>>>
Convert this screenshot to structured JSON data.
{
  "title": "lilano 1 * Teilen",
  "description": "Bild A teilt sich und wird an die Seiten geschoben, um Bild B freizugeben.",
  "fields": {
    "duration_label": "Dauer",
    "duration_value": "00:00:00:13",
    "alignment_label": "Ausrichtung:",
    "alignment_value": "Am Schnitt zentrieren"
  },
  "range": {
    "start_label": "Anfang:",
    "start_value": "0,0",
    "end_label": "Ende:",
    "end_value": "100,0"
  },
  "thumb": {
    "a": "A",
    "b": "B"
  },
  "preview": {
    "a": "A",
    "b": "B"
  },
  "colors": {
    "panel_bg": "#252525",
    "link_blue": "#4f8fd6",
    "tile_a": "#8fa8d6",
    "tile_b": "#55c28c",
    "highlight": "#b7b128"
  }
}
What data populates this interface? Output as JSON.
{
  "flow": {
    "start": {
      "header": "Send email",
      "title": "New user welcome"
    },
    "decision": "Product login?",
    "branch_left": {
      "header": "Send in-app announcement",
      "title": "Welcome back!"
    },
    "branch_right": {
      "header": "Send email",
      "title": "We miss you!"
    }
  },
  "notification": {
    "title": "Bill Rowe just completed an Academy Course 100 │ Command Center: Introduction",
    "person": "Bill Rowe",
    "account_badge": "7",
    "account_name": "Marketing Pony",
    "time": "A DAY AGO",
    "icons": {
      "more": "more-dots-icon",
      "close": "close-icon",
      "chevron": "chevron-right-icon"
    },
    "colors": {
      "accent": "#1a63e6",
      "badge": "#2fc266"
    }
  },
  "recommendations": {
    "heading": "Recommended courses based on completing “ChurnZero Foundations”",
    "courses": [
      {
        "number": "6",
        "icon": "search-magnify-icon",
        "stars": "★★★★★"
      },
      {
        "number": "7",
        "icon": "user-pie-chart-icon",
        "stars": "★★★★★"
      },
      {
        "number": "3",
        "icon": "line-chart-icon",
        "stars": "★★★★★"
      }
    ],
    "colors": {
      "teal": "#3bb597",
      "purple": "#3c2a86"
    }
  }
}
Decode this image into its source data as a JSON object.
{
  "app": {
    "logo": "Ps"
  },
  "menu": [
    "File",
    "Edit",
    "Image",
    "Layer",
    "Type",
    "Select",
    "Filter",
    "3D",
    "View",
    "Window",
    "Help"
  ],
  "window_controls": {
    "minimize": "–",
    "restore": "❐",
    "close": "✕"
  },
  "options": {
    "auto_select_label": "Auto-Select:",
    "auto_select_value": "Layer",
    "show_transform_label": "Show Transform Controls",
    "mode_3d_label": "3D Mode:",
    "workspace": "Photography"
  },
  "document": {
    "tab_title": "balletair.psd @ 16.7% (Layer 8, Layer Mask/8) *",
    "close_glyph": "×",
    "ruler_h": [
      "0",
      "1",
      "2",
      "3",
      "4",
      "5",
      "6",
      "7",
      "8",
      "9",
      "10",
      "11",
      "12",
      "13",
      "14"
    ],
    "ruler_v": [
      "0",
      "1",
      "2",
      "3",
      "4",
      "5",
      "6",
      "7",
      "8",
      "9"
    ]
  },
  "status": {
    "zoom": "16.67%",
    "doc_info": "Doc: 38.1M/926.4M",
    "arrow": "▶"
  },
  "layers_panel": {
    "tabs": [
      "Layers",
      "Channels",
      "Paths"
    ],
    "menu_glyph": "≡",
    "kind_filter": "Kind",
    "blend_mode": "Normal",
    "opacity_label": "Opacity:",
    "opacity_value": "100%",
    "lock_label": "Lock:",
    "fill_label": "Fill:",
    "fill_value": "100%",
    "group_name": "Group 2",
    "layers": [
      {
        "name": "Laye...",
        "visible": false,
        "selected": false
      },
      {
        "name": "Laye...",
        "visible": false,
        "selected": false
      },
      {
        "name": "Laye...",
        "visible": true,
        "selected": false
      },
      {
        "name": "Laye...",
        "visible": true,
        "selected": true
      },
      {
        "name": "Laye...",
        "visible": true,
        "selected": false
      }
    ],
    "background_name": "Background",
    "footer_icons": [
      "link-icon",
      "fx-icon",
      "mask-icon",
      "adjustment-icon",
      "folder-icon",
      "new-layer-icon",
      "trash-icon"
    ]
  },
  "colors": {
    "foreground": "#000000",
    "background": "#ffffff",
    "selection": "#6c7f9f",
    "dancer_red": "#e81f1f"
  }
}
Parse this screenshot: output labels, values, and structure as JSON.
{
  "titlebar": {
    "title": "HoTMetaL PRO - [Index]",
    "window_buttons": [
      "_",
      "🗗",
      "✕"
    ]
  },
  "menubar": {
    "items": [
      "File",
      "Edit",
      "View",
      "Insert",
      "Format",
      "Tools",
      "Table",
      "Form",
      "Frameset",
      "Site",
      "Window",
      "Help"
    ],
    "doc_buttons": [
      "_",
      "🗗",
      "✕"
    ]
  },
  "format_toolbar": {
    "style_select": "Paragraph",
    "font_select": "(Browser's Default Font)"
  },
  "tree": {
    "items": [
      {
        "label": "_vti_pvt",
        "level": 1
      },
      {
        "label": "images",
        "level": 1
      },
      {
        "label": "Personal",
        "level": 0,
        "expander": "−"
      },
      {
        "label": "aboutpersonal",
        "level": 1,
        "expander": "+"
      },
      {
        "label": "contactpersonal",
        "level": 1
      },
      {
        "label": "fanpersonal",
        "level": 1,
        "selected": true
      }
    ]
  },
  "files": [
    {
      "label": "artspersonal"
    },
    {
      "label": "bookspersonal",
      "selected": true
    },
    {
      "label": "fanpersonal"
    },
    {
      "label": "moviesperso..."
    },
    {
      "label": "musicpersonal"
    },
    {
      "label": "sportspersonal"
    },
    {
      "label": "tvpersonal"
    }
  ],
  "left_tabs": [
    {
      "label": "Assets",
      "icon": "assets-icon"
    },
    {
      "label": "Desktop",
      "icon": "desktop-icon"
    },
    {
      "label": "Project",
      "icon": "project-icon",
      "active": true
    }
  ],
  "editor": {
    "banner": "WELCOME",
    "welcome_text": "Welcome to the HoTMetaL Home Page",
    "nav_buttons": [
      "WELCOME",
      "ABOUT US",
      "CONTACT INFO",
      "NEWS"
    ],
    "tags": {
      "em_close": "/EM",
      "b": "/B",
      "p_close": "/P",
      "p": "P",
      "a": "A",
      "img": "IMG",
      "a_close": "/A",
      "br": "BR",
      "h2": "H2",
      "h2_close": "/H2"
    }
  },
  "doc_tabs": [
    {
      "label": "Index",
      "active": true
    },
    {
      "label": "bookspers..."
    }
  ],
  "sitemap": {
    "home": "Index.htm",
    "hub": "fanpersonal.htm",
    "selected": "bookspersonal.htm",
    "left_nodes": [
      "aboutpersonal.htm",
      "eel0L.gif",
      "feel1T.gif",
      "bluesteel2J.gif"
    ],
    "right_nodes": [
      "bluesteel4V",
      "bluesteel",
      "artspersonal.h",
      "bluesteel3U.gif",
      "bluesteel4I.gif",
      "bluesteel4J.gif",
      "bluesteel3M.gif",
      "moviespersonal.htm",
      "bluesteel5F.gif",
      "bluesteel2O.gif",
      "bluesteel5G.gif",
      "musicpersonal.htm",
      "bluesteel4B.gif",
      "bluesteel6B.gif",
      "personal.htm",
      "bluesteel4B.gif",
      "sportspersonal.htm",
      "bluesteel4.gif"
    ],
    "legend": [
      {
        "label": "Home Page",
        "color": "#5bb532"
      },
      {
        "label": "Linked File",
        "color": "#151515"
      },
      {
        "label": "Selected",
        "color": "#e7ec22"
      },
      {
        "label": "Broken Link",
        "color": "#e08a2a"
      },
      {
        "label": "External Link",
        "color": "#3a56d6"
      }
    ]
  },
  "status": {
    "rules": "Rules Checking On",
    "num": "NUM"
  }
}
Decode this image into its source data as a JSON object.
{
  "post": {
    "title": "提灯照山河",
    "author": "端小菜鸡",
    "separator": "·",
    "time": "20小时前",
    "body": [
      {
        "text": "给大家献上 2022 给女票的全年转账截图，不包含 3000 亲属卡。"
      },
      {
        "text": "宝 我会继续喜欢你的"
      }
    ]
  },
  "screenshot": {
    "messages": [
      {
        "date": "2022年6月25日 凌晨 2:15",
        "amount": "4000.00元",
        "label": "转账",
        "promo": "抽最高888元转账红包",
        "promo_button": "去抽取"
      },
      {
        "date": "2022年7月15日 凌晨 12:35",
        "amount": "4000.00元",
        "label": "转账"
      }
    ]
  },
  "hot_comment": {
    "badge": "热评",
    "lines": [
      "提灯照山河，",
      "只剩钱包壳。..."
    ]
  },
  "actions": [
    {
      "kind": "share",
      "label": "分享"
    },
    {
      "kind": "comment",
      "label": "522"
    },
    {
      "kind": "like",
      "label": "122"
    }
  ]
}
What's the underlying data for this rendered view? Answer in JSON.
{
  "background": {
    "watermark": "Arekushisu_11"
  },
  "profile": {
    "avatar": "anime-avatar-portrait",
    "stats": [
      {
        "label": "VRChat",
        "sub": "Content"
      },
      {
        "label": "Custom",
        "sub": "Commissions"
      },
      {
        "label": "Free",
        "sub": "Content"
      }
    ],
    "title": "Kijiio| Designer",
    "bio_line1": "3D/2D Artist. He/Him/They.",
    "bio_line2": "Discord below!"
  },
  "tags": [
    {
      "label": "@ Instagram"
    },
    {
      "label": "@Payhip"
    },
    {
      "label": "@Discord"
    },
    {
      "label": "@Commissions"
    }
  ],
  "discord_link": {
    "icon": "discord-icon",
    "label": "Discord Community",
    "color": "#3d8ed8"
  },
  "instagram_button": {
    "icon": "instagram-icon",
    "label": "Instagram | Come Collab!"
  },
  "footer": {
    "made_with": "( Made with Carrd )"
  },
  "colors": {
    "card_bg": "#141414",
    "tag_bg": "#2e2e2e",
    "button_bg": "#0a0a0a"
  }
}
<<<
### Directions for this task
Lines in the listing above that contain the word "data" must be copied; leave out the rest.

### Written solution
Convert this screenshot to structured JSON data.
What data populates this interface? Output as JSON.
Decode this image into its source data as a JSON object.
Decode this image into its source data as a JSON object.
What's the underlying data for this rendered view? Answer in JSON.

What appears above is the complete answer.